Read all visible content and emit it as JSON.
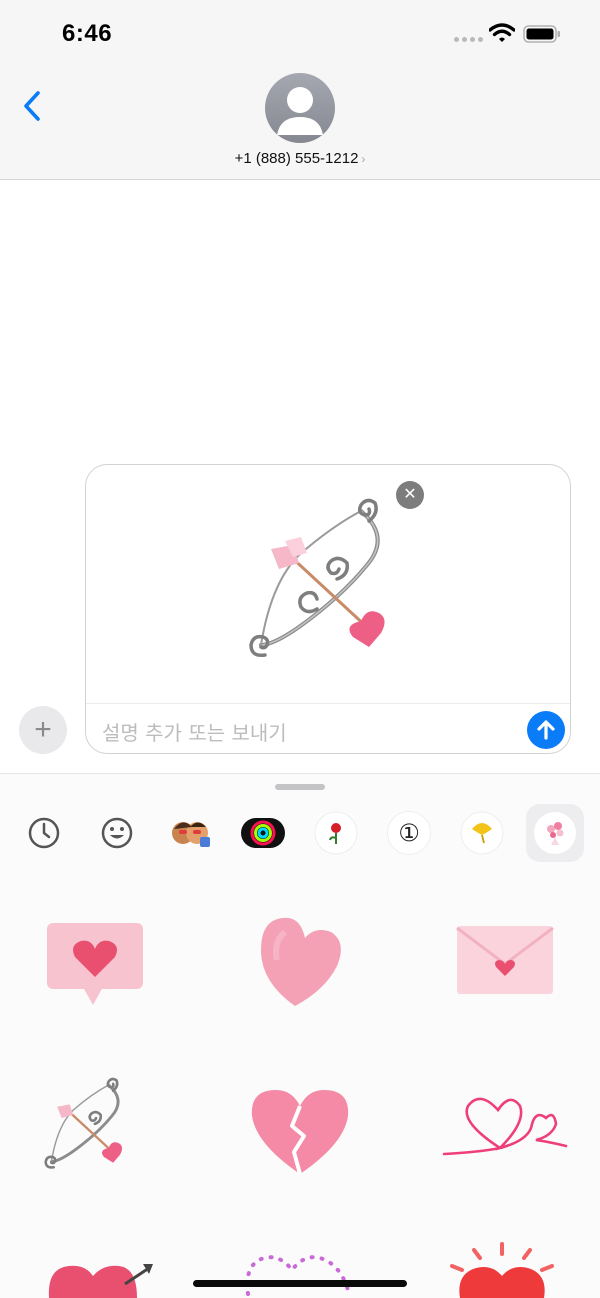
{
  "status_bar": {
    "time": "6:46",
    "icons": [
      "signal-dots-icon",
      "wifi-icon",
      "battery-icon"
    ]
  },
  "nav": {
    "back_icon": "chevron-left-icon",
    "contact_number": "+1 (888) 555-1212",
    "contact_chevron": "›"
  },
  "compose": {
    "placeholder": "설명 추가 또는 보내기",
    "remove_label": "✕",
    "plus_label": "+",
    "attached_sticker": "bow-and-arrow-heart-sticker"
  },
  "app_drawer": {
    "apps": [
      {
        "name": "recents",
        "icon": "clock-icon"
      },
      {
        "name": "emoji",
        "icon": "smiley-icon"
      },
      {
        "name": "memoji",
        "icon": "memoji-stickers-icon"
      },
      {
        "name": "activity",
        "icon": "activity-rings-icon"
      },
      {
        "name": "rose",
        "icon": "rose-icon"
      },
      {
        "name": "number-one",
        "icon": "circled-one-icon",
        "label": "①"
      },
      {
        "name": "ginkgo",
        "icon": "ginkgo-leaf-icon"
      },
      {
        "name": "valentine-stickers",
        "icon": "bouquet-icon",
        "selected": true
      }
    ],
    "stickers": [
      "heart-speech-bubble-sticker",
      "pink-heart-sticker",
      "heart-envelope-sticker",
      "bow-and-arrow-sticker",
      "broken-heart-sticker",
      "heart-line-sticker",
      "heart-with-arrow-sticker",
      "dotted-hearts-sticker",
      "glowing-heart-sticker"
    ]
  },
  "colors": {
    "accent": "#0a7cf7",
    "nav_bg": "#f6f6f6",
    "sticker_pink": "#ee5f86"
  }
}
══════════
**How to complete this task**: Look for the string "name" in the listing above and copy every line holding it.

**Answer to the problem**:
        "name": "recents",
        "name": "emoji",
        "name": "memoji",
        "name": "activity",
        "name": "rose",
        "name": "number-one",
        "name": "ginkgo",
        "name": "valentine-stickers",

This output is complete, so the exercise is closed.